How confounding is the Bowl Championship Series? In its final run this past week, the much-criticized closing act of the college football season delivered a handful of entertaining, even gripping, games, including Missouri coming from behind late in the fourth quarter to defeat Oklahoma State, and Clemson narrowly getting past a mistake-prone Ohio State.
Who other than Coach Bob Stoops saw Oklahoma downing Alabama by two touchdowns?
Then, there was the championship game, 24 points scored in the final five minutes, Florida State erasing deficits large and small, marching the length of the field to put the winning touchdown on the scoreboard with 13 seconds remaining, all while somehow overcoming the good karma that has been with Auburn this season.
Whose idea was it to dump the BCS?
Actually, the excitement of the games points to something better, teams at the highest reaches of college football playing for even more, a chance to reach the title match. A small tournament will commence next season, four teams qualifying, two advancing, the results decided by the coaches and players on the field.

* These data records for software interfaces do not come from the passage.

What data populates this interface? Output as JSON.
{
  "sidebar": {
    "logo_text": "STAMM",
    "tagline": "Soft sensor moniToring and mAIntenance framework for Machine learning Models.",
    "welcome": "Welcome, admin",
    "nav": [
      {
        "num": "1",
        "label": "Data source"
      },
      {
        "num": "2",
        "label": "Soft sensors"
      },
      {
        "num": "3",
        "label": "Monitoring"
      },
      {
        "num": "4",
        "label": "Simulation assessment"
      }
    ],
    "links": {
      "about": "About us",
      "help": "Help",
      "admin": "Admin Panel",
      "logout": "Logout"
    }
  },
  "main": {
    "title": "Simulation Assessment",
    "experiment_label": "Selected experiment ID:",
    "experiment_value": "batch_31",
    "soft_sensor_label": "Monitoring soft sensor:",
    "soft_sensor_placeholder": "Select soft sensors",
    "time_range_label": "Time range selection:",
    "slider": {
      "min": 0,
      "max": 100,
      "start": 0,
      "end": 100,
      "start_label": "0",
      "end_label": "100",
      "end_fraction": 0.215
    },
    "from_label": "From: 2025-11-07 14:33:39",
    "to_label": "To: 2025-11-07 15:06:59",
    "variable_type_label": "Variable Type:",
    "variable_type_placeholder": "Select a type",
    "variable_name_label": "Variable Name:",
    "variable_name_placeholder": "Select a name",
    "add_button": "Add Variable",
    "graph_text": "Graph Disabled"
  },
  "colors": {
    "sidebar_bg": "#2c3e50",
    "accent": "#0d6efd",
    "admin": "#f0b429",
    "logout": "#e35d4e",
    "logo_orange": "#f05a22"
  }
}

And if the experiment goes well? Why not expand the brackets to 16 teams or 32 teams, football joining the other NCAA sports in staging a full tournament to decide the champion? You have to think that would generate enough money and buzz, not to mention rating as a suitable substitute for those 35 bowl games.